[Records excerpted from a collection]
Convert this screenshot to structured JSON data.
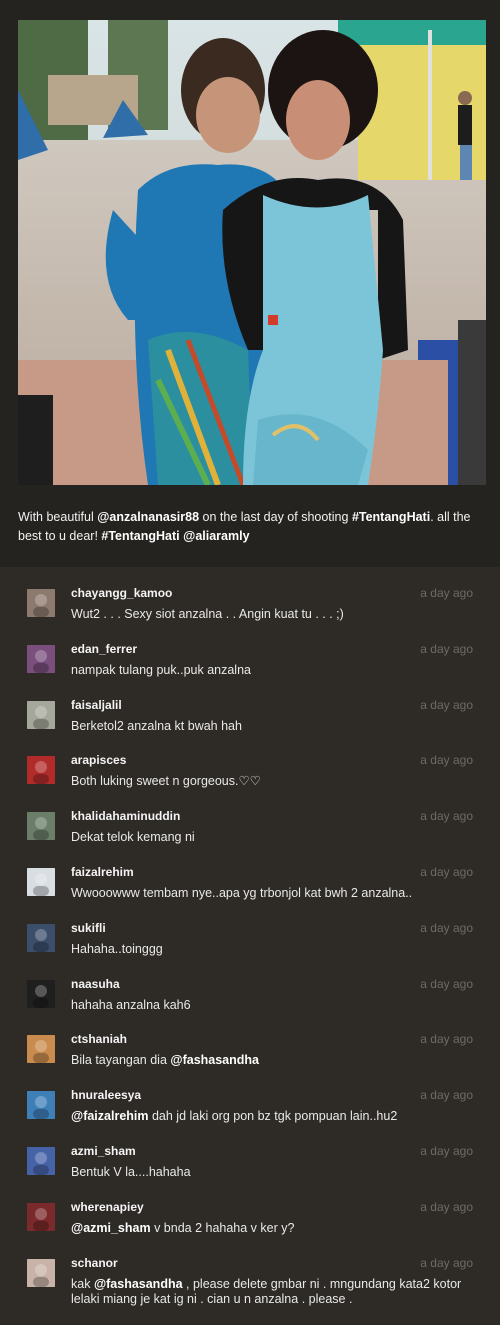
{
  "caption": {
    "prefix": "With beautiful ",
    "mention1": "@anzalnanasir88",
    "middle": " on the last day of shooting ",
    "hashtag1": "#TentangHati",
    "middle2": ". all the best to u dear! ",
    "hashtag2": "#TentangHati",
    "space": " ",
    "mention2": "@aliaramly"
  },
  "comments": [
    {
      "username": "chayangg_kamoo",
      "time": "a day ago",
      "text": "Wut2 . . . Sexy siot anzalna . . Angin kuat tu . . . ;)",
      "avatar_color": "#8c7a6e"
    },
    {
      "username": "edan_ferrer",
      "time": "a day ago",
      "text": "nampak tulang puk..puk anzalna",
      "avatar_color": "#7a4f7d"
    },
    {
      "username": "faisaljalil",
      "time": "a day ago",
      "text": "Berketol2 anzalna kt bwah hah",
      "avatar_color": "#a4a79a"
    },
    {
      "username": "arapisces",
      "time": "a day ago",
      "text": "Both luking sweet n gorgeous.♡♡",
      "avatar_color": "#b22b2b"
    },
    {
      "username": "khalidahaminuddin",
      "time": "a day ago",
      "text": "Dekat telok kemang ni",
      "avatar_color": "#6a7e6a"
    },
    {
      "username": "faizalrehim",
      "time": "a day ago",
      "text": "Wwooowww tembam nye..apa yg trbonjol kat bwh 2 anzalna..",
      "avatar_color": "#d9dee3"
    },
    {
      "username": "sukifli",
      "time": "a day ago",
      "text": "Hahaha..toinggg",
      "avatar_color": "#3b4f6a"
    },
    {
      "username": "naasuha",
      "time": "a day ago",
      "text": "hahaha anzalna kah6",
      "avatar_color": "#1f1f1f"
    },
    {
      "username": "ctshaniah",
      "time": "a day ago",
      "text": "Bila tayangan dia ",
      "mention": "@fashasandha",
      "avatar_color": "#c98b4e"
    },
    {
      "username": "hnuraleesya",
      "time": "a day ago",
      "mention_first": "@faizalrehim",
      "text": " dah jd laki org pon bz tgk pompuan lain..hu2",
      "avatar_color": "#3f7fb8"
    },
    {
      "username": "azmi_sham",
      "time": "a day ago",
      "text": "Bentuk V la....hahaha",
      "avatar_color": "#4763a8"
    },
    {
      "username": "wherenapiey",
      "time": "a day ago",
      "mention_first": "@azmi_sham",
      "text": " v bnda 2 hahaha v ker y?",
      "avatar_color": "#7a2a2a"
    },
    {
      "username": "schanor",
      "time": "a day ago",
      "text_pre": "kak ",
      "mention": "@fashasandha",
      "text": " , please delete gmbar ni . mngundang kata2 kotor lelaki miang je kat ig ni . cian u n anzalna . please .",
      "avatar_color": "#c9b3a8"
    }
  ]
}
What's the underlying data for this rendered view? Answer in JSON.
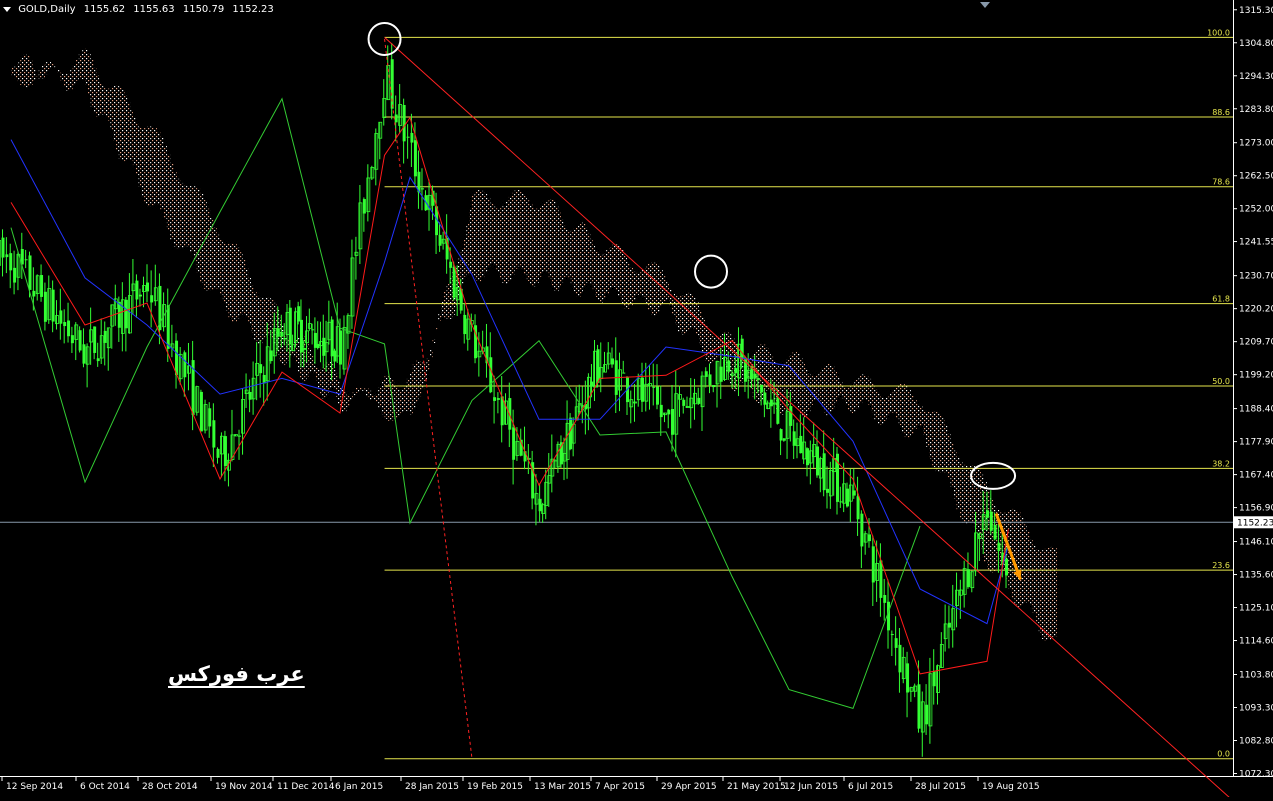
{
  "header": {
    "symbol": "GOLD,Daily",
    "open": "1155.62",
    "high": "1155.63",
    "low": "1150.79",
    "close": "1152.23"
  },
  "watermark": "عرب فوركس",
  "colors": {
    "background": "#000000",
    "candles": "#33ff33",
    "chikou": "#33cc33",
    "tenkan": "#ff1a1a",
    "kijun": "#2233ff",
    "fib": "#e6e64d",
    "trendline": "#ff2222",
    "arrow": "#ff9900",
    "cloud": "#e8a080",
    "current_price_line": "#8899aa"
  },
  "chart_data": {
    "type": "candlestick",
    "title": "GOLD,Daily",
    "ylim": [
      1071.5,
      1316.5
    ],
    "y_ticks": [
      "1315.30",
      "1304.80",
      "1294.30",
      "1283.80",
      "1273.00",
      "1262.50",
      "1252.00",
      "1241.55",
      "1230.70",
      "1220.20",
      "1209.70",
      "1199.20",
      "1188.40",
      "1177.90",
      "1167.40",
      "1156.90",
      "1146.10",
      "1135.60",
      "1125.10",
      "1114.60",
      "1103.80",
      "1093.30",
      "1082.80",
      "1072.30"
    ],
    "x_labels": [
      "12 Sep 2014",
      "6 Oct 2014",
      "28 Oct 2014",
      "19 Nov 2014",
      "11 Dec 2014",
      "6 Jan 2015",
      "28 Jan 2015",
      "19 Feb 2015",
      "13 Mar 2015",
      "7 Apr 2015",
      "29 Apr 2015",
      "21 May 2015",
      "12 Jun 2015",
      "6 Jul 2015",
      "28 Jul 2015",
      "19 Aug 2015"
    ],
    "current_price": "1152.23",
    "fibonacci": {
      "levels": [
        {
          "label": "100.0",
          "price": 1306.5
        },
        {
          "label": "88.6",
          "price": 1281.2
        },
        {
          "label": "78.6",
          "price": 1259.0
        },
        {
          "label": "61.8",
          "price": 1221.8
        },
        {
          "label": "50.0",
          "price": 1195.6
        },
        {
          "label": "38.2",
          "price": 1169.4
        },
        {
          "label": "23.6",
          "price": 1137.0
        },
        {
          "label": "0.0",
          "price": 1077.0
        }
      ],
      "start_label": "20 Jan 2015"
    },
    "trendline": {
      "from": {
        "date": "20 Jan 2015",
        "price": 1306.5
      },
      "to": {
        "date": "11 Sep 2015",
        "price": 1114.0
      }
    },
    "tenkan_line": [
      [
        "12 Sep 2014",
        1254
      ],
      [
        "6 Oct 2014",
        1215
      ],
      [
        "28 Oct 2014",
        1222
      ],
      [
        "19 Nov 2014",
        1166
      ],
      [
        "11 Dec 2014",
        1200
      ],
      [
        "6 Jan 2015",
        1187
      ],
      [
        "20 Jan 2015",
        1269
      ],
      [
        "28 Jan 2015",
        1281
      ],
      [
        "19 Feb 2015",
        1215
      ],
      [
        "13 Mar 2015",
        1164
      ],
      [
        "7 Apr 2015",
        1198
      ],
      [
        "29 Apr 2015",
        1199
      ],
      [
        "21 May 2015",
        1210
      ],
      [
        "12 Jun 2015",
        1188
      ],
      [
        "6 Jul 2015",
        1166
      ],
      [
        "28 Jul 2015",
        1104
      ],
      [
        "19 Aug 2015",
        1108
      ],
      [
        "26 Aug 2015",
        1150
      ]
    ],
    "kijun_line": [
      [
        "12 Sep 2014",
        1274
      ],
      [
        "6 Oct 2014",
        1230
      ],
      [
        "28 Oct 2014",
        1215
      ],
      [
        "19 Nov 2014",
        1193
      ],
      [
        "11 Dec 2014",
        1198
      ],
      [
        "6 Jan 2015",
        1193
      ],
      [
        "20 Jan 2015",
        1235
      ],
      [
        "28 Jan 2015",
        1262
      ],
      [
        "19 Feb 2015",
        1231
      ],
      [
        "13 Mar 2015",
        1185
      ],
      [
        "7 Apr 2015",
        1185
      ],
      [
        "29 Apr 2015",
        1208
      ],
      [
        "21 May 2015",
        1205
      ],
      [
        "12 Jun 2015",
        1202
      ],
      [
        "6 Jul 2015",
        1178
      ],
      [
        "28 Jul 2015",
        1131
      ],
      [
        "19 Aug 2015",
        1120
      ],
      [
        "26 Aug 2015",
        1145
      ]
    ],
    "chikou_line": [
      [
        "12 Sep 2014",
        1246
      ],
      [
        "6 Oct 2014",
        1165
      ],
      [
        "28 Oct 2014",
        1208
      ],
      [
        "19 Nov 2014",
        1251
      ],
      [
        "11 Dec 2014",
        1287
      ],
      [
        "6 Jan 2015",
        1214
      ],
      [
        "20 Jan 2015",
        1209
      ],
      [
        "28 Jan 2015",
        1152
      ],
      [
        "19 Feb 2015",
        1191
      ],
      [
        "13 Mar 2015",
        1210
      ],
      [
        "7 Apr 2015",
        1180
      ],
      [
        "29 Apr 2015",
        1181
      ],
      [
        "21 May 2015",
        1135
      ],
      [
        "12 Jun 2015",
        1099
      ],
      [
        "6 Jul 2015",
        1093
      ],
      [
        "28 Jul 2015",
        1151
      ]
    ],
    "cloud": [
      [
        "12 Sep 2014",
        1300,
        1292
      ],
      [
        "6 Oct 2014",
        1290,
        1300
      ],
      [
        "28 Oct 2014",
        1255,
        1278
      ],
      [
        "19 Nov 2014",
        1222,
        1245
      ],
      [
        "11 Dec 2014",
        1205,
        1215
      ],
      [
        "6 Jan 2015",
        1190,
        1197
      ],
      [
        "20 Jan 2015",
        1196,
        1188
      ],
      [
        "28 Jan 2015",
        1198,
        1184
      ],
      [
        "19 Feb 2015",
        1232,
        1255
      ],
      [
        "13 Mar 2015",
        1230,
        1255
      ],
      [
        "7 Apr 2015",
        1225,
        1240
      ],
      [
        "29 Apr 2015",
        1220,
        1230
      ],
      [
        "21 May 2015",
        1197,
        1208
      ],
      [
        "12 Jun 2015",
        1188,
        1204
      ],
      [
        "6 Jul 2015",
        1190,
        1197
      ],
      [
        "28 Jul 2015",
        1180,
        1192
      ],
      [
        "19 Aug 2015",
        1140,
        1162
      ],
      [
        "11 Sep 2015",
        1112,
        1140
      ]
    ],
    "price_path": [
      [
        "12 Sep 2014",
        1236
      ],
      [
        "6 Oct 2014",
        1206
      ],
      [
        "28 Oct 2014",
        1228
      ],
      [
        "19 Nov 2014",
        1172
      ],
      [
        "11 Dec 2014",
        1215
      ],
      [
        "6 Jan 2015",
        1209
      ],
      [
        "20 Jan 2015",
        1295
      ],
      [
        "28 Jan 2015",
        1270
      ],
      [
        "19 Feb 2015",
        1211
      ],
      [
        "13 Mar 2015",
        1158
      ],
      [
        "7 Apr 2015",
        1204
      ],
      [
        "29 Apr 2015",
        1185
      ],
      [
        "21 May 2015",
        1206
      ],
      [
        "12 Jun 2015",
        1180
      ],
      [
        "6 Jul 2015",
        1160
      ],
      [
        "28 Jul 2015",
        1088
      ],
      [
        "19 Aug 2015",
        1158
      ],
      [
        "26 Aug 2015",
        1130
      ]
    ],
    "annotations": [
      {
        "type": "circle",
        "date": "20 Jan 2015",
        "price": 1306
      },
      {
        "type": "circle",
        "date": "14 May 2015",
        "price": 1232
      },
      {
        "type": "ellipse",
        "date": "21 Aug 2015",
        "price": 1167
      },
      {
        "type": "arrow",
        "from": {
          "date": "22 Aug 2015",
          "price": 1155
        },
        "to": {
          "date": "30 Aug 2015",
          "price": 1134
        }
      }
    ],
    "dashed_red_line": {
      "from": {
        "date": "20 Jan 2015",
        "price": 1306
      },
      "to": {
        "date": "19 Feb 2015",
        "price": 1077
      }
    }
  }
}
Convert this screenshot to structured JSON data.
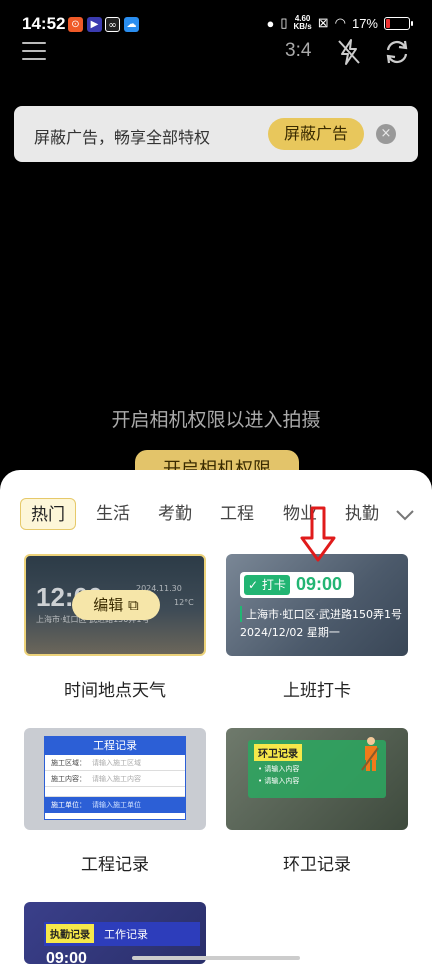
{
  "status_bar": {
    "time": "14:52",
    "network_speed_top": "4.60",
    "network_speed_bottom": "KB/s",
    "battery": "17%",
    "battery_level": 0.17
  },
  "toolbar": {
    "ratio": "3:4"
  },
  "ad_banner": {
    "text": "屏蔽广告，畅享全部特权",
    "button": "屏蔽广告",
    "close": "×"
  },
  "camera": {
    "permission_text": "开启相机权限以进入拍摄",
    "permission_button": "开启相机权限"
  },
  "sheet": {
    "tabs": [
      "热门",
      "生活",
      "考勤",
      "工程",
      "物业",
      "执勤"
    ],
    "cards": [
      {
        "label": "时间地点天气",
        "preview_time": "12:00",
        "preview_date": "2024.11.30",
        "preview_temp": "12°C",
        "preview_location": "上海市·虹口区·武进路150弄1号",
        "edit_label": "编辑"
      },
      {
        "label": "上班打卡",
        "tag": "打卡",
        "time": "09:00",
        "address": "上海市·虹口区·武进路150弄1号",
        "date": "2024/12/02 星期一"
      },
      {
        "label": "工程记录",
        "title": "工程记录",
        "rows": [
          {
            "key": "施工区域：",
            "value": "请输入施工区域"
          },
          {
            "key": "施工内容：",
            "value": "请输入施工内容"
          },
          {
            "key": "施工单位：",
            "value": "请输入施工单位"
          }
        ]
      },
      {
        "label": "环卫记录",
        "tag": "环卫记录",
        "items": [
          "• 请输入内容",
          "• 请输入内容"
        ]
      },
      {
        "tag": "执勤记录",
        "title": "工作记录",
        "time": "09:00"
      }
    ]
  }
}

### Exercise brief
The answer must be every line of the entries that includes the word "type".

### Answer
    "type": "candlestick",
        "type": "circle",
        "type": "circle",
        "type": "ellipse",
        "type": "arrow",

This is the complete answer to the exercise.